Thus rents had increased faster than consumer inflation which we now had increased faster than wages. Well this situation is getting worse as the latest data shows.
Annual rent rises hit 5.6% across England and Wales – the fastest increase since records began in 2009.
We can skip the fastest rise since 2009 I think but we cannot skip the fact that as wage growth has risen rents have risen even faster. So even in what you might think would be a good time for renters the situation is in fact continuing to get worse. Perhaps landlords are noting the better wages numbers and are taking the opportunity to raise their rental income. Or to put it another way.
rental costs are primarily driven by the amount tenants are capable of paying.
In case you are wondering what this means in actual amounts per month here are the numbers.
Rents across England and Wales reached a new record high at £789 in June.
There must be many reading this who feel that the property ladder has been pulled up out of their reach, or perhaps that the lower rungs are now missing. Even if they rent the situation is even worse than when I wrote this back on April 27th.
The losers are a clearly defined group. I have long argued that first time buyers were likely to be in this group and today I add those who rent. Of course some have rented whilst saving up to buy in something of a double-whammy. Who could save enough to merely stand still?!
Landlords or the rentier class are the winners on both fronts as they see capital gains being added too by rising rental income. Another outbreak in the generational war?
Meanwhile I note that the initial push in the UK housing market from July 2012 is only now really impacting on private rents. I argued that this feature of the behaviour of UK rents ( a very slow response to changes) would make them inappropriate for an inflation measure ( CPIH ) back when the choice between it and house prices was being made and have been proven to be correct. Meanwhile the UK establishment has learned nothing from that error and in fact the latest review by Paul Johnson of the IFS has suggested this failing and flawed measure should be our main consumer inflation index.
Also if Mark Carney continues to talk the UK Pound £ higher with his promises of Bank Rate rises which is likely to affect exporters and we note that the Bank of England has pushed both house prices and now rents higher can you see the catch?
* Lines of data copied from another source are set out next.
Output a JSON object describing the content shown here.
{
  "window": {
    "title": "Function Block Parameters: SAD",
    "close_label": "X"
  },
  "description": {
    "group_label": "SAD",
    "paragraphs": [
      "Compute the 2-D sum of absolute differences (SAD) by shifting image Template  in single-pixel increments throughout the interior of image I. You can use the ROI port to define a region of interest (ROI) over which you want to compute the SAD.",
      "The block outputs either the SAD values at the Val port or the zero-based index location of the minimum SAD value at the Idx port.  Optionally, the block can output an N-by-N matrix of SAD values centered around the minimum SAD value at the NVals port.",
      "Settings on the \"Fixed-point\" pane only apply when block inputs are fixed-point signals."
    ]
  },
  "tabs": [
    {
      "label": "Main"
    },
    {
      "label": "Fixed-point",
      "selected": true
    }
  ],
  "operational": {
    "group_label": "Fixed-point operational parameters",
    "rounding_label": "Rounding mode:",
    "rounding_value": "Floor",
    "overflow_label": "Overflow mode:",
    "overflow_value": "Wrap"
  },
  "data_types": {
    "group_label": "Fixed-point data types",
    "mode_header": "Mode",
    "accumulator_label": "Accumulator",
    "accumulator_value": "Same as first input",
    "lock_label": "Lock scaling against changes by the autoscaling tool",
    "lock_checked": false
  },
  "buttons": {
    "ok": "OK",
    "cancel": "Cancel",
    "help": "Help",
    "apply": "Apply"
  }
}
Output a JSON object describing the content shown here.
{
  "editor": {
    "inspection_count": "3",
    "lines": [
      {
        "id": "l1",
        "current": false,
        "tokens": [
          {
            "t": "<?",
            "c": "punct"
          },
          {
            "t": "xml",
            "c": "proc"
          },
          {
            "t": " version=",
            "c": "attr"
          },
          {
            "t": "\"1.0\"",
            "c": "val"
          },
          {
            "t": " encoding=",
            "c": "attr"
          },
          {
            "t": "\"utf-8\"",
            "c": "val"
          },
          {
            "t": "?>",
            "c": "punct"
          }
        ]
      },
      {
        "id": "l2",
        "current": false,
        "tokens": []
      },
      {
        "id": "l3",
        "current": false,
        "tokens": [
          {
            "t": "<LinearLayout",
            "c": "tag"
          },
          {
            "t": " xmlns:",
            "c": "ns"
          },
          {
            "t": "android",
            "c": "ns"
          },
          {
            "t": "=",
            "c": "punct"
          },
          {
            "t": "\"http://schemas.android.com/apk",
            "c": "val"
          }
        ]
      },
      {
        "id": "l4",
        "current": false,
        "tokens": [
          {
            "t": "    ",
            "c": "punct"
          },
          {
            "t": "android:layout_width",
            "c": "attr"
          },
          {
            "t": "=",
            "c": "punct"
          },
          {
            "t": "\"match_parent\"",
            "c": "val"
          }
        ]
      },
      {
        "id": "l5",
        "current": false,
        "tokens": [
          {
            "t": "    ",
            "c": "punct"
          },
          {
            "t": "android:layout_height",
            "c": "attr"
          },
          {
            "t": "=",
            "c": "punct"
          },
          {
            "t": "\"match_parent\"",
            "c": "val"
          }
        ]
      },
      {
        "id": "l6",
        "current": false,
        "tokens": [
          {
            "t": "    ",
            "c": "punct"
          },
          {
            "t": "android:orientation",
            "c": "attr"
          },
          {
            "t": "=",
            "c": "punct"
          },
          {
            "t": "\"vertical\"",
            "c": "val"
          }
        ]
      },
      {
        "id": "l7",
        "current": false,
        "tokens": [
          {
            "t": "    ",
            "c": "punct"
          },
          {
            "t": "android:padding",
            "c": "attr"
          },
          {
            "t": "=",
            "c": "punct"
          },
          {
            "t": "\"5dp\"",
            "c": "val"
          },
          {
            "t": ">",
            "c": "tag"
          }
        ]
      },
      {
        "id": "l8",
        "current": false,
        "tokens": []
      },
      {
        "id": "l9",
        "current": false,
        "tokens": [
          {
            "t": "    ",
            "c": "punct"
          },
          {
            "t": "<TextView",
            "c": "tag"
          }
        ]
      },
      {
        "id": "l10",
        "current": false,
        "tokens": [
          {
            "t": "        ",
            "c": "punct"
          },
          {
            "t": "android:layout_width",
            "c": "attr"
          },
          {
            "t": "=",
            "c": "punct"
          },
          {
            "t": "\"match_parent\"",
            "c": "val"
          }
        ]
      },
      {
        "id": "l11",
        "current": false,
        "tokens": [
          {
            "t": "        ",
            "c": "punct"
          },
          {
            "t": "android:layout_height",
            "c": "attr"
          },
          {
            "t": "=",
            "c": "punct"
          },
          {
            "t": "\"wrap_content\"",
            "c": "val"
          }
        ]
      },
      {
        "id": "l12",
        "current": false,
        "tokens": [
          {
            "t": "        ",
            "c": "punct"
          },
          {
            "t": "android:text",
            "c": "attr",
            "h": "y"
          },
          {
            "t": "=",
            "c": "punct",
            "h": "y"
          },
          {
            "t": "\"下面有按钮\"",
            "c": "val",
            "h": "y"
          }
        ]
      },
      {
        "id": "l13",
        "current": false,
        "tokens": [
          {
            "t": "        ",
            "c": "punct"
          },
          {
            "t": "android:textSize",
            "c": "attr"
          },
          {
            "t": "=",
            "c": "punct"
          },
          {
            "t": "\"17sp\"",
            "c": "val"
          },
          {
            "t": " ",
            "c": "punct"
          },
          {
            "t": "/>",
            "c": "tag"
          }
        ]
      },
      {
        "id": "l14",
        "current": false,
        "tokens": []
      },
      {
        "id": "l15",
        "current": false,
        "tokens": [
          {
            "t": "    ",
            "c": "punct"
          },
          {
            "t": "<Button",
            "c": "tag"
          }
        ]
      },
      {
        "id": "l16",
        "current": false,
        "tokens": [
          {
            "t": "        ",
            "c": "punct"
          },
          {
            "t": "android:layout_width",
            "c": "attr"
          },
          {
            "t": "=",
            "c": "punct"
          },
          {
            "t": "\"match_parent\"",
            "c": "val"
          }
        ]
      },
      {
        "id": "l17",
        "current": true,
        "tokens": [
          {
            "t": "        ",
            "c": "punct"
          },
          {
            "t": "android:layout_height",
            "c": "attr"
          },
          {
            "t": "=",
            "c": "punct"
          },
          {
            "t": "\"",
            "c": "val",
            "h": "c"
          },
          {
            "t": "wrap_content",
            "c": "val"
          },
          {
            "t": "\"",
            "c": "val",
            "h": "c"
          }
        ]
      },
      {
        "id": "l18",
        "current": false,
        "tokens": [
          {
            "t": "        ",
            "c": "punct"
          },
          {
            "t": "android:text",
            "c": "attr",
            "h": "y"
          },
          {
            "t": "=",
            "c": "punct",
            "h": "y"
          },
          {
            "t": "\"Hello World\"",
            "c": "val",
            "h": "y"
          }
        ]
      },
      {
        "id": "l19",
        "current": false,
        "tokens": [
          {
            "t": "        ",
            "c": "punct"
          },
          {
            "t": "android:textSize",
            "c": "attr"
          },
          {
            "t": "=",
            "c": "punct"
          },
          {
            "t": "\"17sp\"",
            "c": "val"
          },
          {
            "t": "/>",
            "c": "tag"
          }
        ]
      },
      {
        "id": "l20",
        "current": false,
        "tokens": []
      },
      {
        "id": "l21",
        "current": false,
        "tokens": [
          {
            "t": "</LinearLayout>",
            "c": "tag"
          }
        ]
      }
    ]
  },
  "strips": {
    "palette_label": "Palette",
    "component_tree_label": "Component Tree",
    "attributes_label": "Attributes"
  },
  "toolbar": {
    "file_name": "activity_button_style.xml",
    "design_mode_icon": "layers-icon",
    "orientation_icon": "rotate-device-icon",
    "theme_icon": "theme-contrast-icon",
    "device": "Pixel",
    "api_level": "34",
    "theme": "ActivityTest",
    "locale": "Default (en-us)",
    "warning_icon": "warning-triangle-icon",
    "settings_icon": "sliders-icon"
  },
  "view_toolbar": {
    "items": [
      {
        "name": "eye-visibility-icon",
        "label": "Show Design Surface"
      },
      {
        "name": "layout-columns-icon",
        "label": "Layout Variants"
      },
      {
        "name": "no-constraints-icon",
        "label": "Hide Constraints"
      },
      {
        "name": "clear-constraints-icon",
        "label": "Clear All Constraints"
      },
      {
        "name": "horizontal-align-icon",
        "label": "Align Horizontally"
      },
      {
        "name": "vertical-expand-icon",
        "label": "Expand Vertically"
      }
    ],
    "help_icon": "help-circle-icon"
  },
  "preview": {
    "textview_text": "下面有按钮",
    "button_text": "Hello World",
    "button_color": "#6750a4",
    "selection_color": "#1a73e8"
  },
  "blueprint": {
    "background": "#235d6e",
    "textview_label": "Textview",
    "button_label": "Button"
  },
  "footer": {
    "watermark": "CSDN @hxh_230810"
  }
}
The “rebalancing” we were promised is in fact being pushed in the opposite direction.